First-Generation college students are defined as someone whose parent(s)/guardians did not complete a 4-year degree OR completed a degree at a foreign university. Being first-generation is important to note as parents may not understand the nuances of higher education, thus leaving the students at a disadvantage.

National Research Says:

  • 33% of students are considered first-generation
    • 59% of first-generation students are also the first sibling in their family to attend college
  • After six years of first entering post-secondary education, 56% of first-generation college students have not earned any post-secondary credential.
  • In their first year in post-secondary education, a higher percentage of first-generation students used financial aid services, but lower percentages used health, academic advising, and academic support services.

Research Often Forgets to Mention:

  • First-generation students are breaking down barriers and paving new paths for themselves.
  • Being first-generation is a motivator for many students.
  • Going to college means learning to walk between worlds, and for some, never quite fitting in to either. Support from institutions and faculty members can have a real and positive impact on first-generation students.
  • First-generation students have identified mentorship as a key component of successful student services.

Supporting First-Generation Students:
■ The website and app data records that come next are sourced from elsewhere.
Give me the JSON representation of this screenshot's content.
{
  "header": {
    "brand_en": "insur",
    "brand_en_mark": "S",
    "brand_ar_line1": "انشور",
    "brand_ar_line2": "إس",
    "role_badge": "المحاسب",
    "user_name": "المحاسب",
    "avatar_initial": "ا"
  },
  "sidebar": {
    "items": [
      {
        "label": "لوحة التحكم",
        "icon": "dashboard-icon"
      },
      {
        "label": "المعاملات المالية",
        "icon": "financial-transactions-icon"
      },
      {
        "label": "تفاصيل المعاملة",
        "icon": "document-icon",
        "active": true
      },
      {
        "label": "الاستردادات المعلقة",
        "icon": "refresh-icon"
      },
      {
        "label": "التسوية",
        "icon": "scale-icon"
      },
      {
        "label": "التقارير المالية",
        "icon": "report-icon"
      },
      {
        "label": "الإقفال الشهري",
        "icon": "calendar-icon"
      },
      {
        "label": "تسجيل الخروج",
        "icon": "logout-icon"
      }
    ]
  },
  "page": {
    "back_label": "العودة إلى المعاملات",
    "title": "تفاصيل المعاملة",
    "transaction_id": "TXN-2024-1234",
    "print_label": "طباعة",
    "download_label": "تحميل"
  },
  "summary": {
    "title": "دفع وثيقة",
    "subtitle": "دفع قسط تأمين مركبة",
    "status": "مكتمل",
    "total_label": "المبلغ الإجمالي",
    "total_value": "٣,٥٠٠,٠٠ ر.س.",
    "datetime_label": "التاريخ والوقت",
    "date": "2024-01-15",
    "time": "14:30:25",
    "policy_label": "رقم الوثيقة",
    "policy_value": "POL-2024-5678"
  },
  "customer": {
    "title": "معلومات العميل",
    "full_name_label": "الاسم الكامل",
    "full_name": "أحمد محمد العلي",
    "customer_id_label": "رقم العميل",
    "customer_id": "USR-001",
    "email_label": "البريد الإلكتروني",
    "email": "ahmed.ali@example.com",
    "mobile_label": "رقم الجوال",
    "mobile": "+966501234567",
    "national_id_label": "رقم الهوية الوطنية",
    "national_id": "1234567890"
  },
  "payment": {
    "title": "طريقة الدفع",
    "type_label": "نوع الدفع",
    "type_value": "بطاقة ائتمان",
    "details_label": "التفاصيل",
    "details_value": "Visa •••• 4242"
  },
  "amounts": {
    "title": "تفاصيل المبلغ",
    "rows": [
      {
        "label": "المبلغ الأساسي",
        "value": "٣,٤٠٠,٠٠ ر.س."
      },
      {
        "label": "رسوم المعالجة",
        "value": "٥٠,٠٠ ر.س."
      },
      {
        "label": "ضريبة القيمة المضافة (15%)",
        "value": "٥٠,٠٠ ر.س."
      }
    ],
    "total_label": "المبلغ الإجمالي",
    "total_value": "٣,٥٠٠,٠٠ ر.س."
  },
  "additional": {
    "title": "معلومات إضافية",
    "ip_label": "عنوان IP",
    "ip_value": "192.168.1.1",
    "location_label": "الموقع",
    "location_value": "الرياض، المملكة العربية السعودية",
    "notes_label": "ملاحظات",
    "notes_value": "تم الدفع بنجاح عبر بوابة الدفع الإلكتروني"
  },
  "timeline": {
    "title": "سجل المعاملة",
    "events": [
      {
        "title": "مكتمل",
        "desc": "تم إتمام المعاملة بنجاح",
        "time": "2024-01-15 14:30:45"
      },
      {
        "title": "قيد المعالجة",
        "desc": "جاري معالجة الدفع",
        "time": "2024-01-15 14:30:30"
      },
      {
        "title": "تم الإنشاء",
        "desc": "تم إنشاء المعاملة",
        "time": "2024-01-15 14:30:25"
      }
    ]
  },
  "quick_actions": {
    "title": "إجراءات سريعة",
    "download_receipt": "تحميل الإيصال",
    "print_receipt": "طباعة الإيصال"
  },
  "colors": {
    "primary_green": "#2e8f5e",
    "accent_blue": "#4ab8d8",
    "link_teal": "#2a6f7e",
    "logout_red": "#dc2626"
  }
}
  • Simplify and explain how to navigate your course
  • Be transparent about classroom expectations
  • In addition to course material, teach students how to study
  • Encourage students to connect with campus activities and groups
  • Develop personal relationships
  • If you are a first-generation college student, fight invisibility by sharing your own path
  • Know the resources available to first-generation students such as TRIO Student Support Services

Things to Avoid:

  • Assuming intersectionality with first generation and low-income
  • Assuming that a first-generation student is not academically ready for college

The More you know:

Working with First-Generation Students